Lasers are one of the most easily recognisable physics inventions. There are very few people who have not witnessed a spy sliding between red beams threatening to slice them into pieces. A device that is less well known about is the anti-laser. Since a laser is a device that creates coherent, monochromatic light in a focused beam; an anti-laser is able to perfectly absorb light of this nature and convert it into some other energy store. The idea for this device is very recent having only been suggested in a theoretical sense in 2010. In the last six years actual practical devices have been invented that are counted as anti-lasers as they are very close to the perfect absorbers described.
By taking two lasers at once the material is designed so that the beams mostly cancel each other out provided there coherent and then the excess energy is absorbed by trapping the photons in a place where they rebound forever losing all their energy. The perfect absorber that has been produced can dissipate 99.65% of all incoming energy and it is hypothesised that if this method could be perfected it would reach 99.999%. The number of applications for these materials is immense.

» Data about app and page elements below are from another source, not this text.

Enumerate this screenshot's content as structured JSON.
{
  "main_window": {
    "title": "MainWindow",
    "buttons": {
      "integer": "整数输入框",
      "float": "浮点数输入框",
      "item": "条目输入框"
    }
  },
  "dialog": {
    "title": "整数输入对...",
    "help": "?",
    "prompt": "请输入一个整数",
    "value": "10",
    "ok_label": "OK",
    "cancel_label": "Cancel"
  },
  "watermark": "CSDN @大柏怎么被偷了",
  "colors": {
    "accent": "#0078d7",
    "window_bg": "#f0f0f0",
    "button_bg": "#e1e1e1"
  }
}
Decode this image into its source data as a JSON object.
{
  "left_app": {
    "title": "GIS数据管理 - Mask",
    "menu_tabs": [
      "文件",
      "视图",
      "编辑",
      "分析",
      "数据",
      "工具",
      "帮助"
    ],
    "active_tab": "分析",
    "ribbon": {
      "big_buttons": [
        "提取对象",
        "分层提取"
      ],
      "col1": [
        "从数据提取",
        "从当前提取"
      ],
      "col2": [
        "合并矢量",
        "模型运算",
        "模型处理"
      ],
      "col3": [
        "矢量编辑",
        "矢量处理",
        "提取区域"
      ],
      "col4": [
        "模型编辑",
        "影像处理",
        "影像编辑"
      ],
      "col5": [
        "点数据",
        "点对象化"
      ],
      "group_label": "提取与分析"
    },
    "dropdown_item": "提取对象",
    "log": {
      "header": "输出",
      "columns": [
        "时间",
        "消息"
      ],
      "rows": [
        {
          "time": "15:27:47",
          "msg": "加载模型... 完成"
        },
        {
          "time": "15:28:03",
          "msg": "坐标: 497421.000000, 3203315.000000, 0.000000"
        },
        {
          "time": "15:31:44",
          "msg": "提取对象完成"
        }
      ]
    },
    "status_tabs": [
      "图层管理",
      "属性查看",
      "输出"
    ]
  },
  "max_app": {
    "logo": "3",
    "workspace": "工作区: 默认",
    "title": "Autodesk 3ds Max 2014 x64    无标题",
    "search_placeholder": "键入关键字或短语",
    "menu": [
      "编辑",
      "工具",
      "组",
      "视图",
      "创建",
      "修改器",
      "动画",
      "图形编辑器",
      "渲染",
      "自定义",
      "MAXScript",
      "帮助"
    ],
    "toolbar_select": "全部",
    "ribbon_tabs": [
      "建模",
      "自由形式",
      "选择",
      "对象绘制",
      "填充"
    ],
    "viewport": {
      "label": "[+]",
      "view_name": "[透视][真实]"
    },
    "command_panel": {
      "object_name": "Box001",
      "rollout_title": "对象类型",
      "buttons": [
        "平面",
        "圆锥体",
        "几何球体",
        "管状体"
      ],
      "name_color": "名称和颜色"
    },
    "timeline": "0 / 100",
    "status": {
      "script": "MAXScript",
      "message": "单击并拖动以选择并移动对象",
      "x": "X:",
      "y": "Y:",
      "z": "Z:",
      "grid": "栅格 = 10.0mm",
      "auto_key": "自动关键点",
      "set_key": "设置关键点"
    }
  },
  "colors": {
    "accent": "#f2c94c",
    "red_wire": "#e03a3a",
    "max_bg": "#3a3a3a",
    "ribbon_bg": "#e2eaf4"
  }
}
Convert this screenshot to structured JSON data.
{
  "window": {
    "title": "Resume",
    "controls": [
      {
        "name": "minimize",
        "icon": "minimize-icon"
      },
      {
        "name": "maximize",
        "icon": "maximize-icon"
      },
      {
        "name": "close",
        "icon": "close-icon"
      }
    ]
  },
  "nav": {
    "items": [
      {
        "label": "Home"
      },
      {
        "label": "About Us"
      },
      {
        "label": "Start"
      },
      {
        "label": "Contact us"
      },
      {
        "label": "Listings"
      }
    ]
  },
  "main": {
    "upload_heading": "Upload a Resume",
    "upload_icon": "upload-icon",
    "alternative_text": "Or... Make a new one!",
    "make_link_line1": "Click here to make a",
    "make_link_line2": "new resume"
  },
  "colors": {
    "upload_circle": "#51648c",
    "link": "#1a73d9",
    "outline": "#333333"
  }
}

It could be used in order to minimise excess dosage for people being treated with radiation or measuring equipment where controlled amounts of energy need to enter the device to prevent an overload.